These techniques are designed to paint ARMIES to high standards quickly. As much as I like seeing an individual model painted nicely, its legions of them that thrill me; ergo my painting style has evolved to reflect this. I don't come to the table with unpainted miniatures, and the ones I bring are nicely done with extra time spent on centerpiece models. For troops, I want something that gets them done quickly and to good standard. Quantity has a quality all its own.
With all our washes dry, I use GW Trollslayer Orange to work the raised areas of
the jumpsuit back up in color. I also then use a thin amount of VGC Dead White to highlight the
edges and broad areas of the armor/respirator.
The skin is painted VGC Dwarf Flesh, leaving the recessed areas in as much shadow as possible.
The tip of the tongue is also painted VGC Pink again, leaving the area towards the mouth alone.

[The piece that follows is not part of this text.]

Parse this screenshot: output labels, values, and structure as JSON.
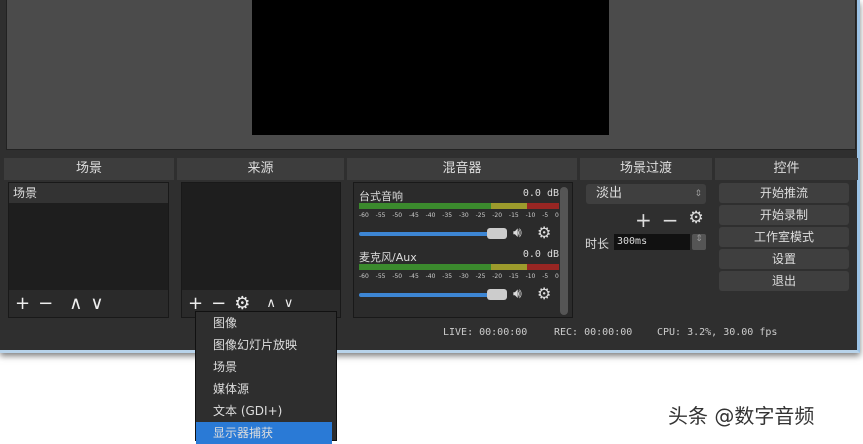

And that's it. I tend to paint models in batches of 3-5, working on one step on multiple models at a time. I know of people who work in larger batches, but the smaller number makes me feel like I'm making progress as I add finished models to existing units. Over 3 days off during my winter break, I managed to get 14 of these guys done with plenty of breaks for bad movies, trips to the dog park and visiting friends. The key here is remember that you are painting troops who will take a single hit and be off the table in no time. Reserve techniques like blending, picking out eyes, freehand designs, ect. for models like heroes or monsters or tanks that will stick around for most of the game.
I've got a handful of models to finish before calling the army done, and this arrived on my doorstep yesterday:
So I guess you can figure out what you'll see next on this blog.